March 10, 2023
Gopuff laid off 2% of its global workforce on Thursday, impacting more than 100 employees at the Philadelphia-based rapid-delivery startup.
The job cuts impacted workers from the company's operations department, including those working in engineering and information technology, Bloomberg reported. The latest round of layoffs came just a few months after Gopuff terminated approximately 250 workers in October.
Gopuff has laid off hundreds of employees over the last year. Last March, the online delivery company cut 3% of its workforce, according to The Information. In July, about 1,500 warehouse and technology employees were terminated as part of a downsizing measure that included the shuttering of 76 warehouses across the United States, or 12% of the company's national footprint.
That wasn't the only time that Gopuff cut jobs in 2022. That January, Gopuff laid off about 100 warehouse and operations workers and abandoned plans to open several new warehouses ahead of a planned initial public offering later that year, Business Insider reported.
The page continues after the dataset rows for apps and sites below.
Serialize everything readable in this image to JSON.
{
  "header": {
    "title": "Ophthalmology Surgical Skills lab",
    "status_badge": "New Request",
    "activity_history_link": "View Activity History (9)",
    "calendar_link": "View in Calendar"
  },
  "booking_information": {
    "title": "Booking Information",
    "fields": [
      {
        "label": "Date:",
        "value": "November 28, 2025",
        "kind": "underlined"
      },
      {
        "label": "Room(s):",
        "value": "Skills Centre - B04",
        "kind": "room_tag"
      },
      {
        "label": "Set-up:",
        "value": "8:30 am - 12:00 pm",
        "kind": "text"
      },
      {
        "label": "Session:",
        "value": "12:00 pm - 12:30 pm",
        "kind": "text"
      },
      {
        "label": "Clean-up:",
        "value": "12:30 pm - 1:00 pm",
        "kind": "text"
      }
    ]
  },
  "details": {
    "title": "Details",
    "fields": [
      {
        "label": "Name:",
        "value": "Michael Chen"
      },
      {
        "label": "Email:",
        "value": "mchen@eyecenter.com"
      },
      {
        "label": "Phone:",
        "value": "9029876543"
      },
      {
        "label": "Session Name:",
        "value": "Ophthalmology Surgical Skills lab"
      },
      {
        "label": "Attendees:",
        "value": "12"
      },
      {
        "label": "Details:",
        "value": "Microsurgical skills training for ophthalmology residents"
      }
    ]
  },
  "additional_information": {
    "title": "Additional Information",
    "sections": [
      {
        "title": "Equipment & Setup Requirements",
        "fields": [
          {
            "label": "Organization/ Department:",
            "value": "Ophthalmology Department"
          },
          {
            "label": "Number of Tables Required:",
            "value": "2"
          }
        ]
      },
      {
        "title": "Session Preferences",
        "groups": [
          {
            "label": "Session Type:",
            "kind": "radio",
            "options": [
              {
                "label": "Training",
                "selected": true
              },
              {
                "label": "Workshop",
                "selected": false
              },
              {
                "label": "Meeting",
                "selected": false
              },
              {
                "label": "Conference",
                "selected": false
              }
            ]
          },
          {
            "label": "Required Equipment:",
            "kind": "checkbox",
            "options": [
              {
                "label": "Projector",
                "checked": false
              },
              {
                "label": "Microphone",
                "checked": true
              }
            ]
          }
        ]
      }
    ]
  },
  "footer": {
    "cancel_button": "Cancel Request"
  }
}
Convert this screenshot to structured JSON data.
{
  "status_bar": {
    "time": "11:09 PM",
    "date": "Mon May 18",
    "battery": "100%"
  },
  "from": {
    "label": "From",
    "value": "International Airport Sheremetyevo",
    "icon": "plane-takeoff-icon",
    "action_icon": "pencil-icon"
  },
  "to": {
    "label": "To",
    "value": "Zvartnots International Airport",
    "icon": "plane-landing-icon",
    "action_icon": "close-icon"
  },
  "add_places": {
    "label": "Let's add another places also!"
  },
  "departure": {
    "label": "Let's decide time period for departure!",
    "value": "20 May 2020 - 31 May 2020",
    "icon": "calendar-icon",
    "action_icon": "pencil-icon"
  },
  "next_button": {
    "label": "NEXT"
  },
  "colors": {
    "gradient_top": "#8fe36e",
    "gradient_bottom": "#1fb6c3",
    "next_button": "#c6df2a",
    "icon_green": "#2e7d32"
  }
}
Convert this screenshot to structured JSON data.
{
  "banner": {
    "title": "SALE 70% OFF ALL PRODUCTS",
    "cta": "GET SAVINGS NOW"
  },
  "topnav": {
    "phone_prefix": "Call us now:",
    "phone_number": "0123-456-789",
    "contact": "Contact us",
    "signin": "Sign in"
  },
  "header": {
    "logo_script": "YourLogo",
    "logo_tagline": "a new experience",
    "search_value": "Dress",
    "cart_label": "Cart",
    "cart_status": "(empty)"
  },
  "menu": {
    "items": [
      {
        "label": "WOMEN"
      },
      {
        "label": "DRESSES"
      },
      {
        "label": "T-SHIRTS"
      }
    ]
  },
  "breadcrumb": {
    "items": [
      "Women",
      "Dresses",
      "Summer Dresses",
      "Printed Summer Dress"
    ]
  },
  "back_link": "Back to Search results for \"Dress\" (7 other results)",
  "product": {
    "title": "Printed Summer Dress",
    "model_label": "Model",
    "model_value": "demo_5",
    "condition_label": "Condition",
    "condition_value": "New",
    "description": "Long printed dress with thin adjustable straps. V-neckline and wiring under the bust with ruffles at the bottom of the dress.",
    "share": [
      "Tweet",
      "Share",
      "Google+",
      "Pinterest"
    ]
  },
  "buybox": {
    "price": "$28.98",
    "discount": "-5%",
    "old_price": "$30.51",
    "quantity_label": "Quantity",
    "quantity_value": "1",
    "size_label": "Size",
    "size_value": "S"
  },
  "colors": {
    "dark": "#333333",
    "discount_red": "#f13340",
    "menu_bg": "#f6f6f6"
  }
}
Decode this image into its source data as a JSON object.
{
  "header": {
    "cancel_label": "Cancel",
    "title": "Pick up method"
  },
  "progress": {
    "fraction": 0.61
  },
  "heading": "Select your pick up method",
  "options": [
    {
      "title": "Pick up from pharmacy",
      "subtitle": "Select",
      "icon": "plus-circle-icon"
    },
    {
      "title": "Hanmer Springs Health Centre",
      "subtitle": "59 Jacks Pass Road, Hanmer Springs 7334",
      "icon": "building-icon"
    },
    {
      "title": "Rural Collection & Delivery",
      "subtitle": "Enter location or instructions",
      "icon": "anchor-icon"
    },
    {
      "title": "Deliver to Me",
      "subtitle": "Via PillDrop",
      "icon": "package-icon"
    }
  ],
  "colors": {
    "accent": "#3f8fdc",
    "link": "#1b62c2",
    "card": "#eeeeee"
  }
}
The expansion was later scrapped due to "unfavorable market conditions."
The job cuts appear to be part of an effort to control costs and get the company back on track to profitability.
In September, as the company celebrated its 10th anniversary in Philadelphia with the opening of a micro-fulfillment center in Northern Liberties, co-founder Rafael Ilishayev told the Philadelphia Business Journal that the company was taking "bold, big steps – frankly, uncomfortable steps" to return to profitability by 2024.
Gopuff did not immediately respond to PhillyVoice's request for comment regarding the latest round of layoffs.
The company, which was founded by Ilishayev and Yakir Gola while they were students at Drexel University in 2013, has expanded rapidly in recent years by setting up thousands of fulfillment centers across the United States, moving into the European market and acquiring several international companies with a similar business model.
As the company begins to downsize and look for ways to save the dwindling venture capitalist funding that facilitated that expansion, Ilishayev told the Philadelphia Business Journal that it will continue to open up fulfillment centers "where it really makes sense for us to open up buildings in key locations like Philadelphia." The company will also add new items to its inventory and use all of the assets at the company's disposal, he said.
The company was most recently valued at $15 billion in 2021 and had 10,000 employees as of September, the Business Journal reported.